**Your goal**: Line by line, copy all of the data exactly.

**Extracted records**:

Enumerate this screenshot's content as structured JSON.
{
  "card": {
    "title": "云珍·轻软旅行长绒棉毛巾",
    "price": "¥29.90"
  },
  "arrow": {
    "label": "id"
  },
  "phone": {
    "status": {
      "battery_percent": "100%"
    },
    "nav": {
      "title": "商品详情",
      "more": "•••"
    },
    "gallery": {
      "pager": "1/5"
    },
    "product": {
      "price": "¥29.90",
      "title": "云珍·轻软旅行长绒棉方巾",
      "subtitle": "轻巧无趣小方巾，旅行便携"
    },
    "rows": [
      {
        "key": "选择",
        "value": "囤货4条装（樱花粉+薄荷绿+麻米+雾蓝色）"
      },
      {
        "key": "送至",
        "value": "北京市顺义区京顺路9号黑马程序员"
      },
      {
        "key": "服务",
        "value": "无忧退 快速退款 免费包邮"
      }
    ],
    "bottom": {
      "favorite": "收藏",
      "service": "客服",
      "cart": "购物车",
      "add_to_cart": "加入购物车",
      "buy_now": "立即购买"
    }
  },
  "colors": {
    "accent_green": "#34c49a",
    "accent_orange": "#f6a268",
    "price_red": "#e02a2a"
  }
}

**Finished exercise**:
Enumerate this screenshot's content as structured JSON.
{
  "card": {
    "title": "云珍·轻软旅行长绒棉毛巾",
    "price": "¥29.90"
  },
  "arrow": {
    "label": "id"
  },
  "phone": {
    "status": {
      "battery_percent": "100%"
    },
    "nav": {
      "title": "商品详情",
      "more": "•••"
    },
    "gallery": {
      "pager": "1/5"
    },
    "product": {
      "price": "¥29.90",
      "title": "云珍·轻软旅行长绒棉方巾",
      "subtitle": "轻巧无趣小方巾，旅行便携"
    },
    "rows": [
      {
        "key": "选择",
        "value": "囤货4条装（樱花粉+薄荷绿+麻米+雾蓝色）"
      },
      {
        "key": "送至",
        "value": "北京市顺义区京顺路9号黑马程序员"
      },
      {
        "key": "服务",
        "value": "无忧退 快速退款 免费包邮"
      }
    ],
    "bottom": {
      "favorite": "收藏",
      "service": "客服",
      "cart": "购物车",
      "add_to_cart": "加入购物车",
      "buy_now": "立即购买"
    }
  },
  "colors": {
    "accent_green": "#34c49a",
    "accent_orange": "#f6a268",
    "price_red": "#e02a2a"
  }
}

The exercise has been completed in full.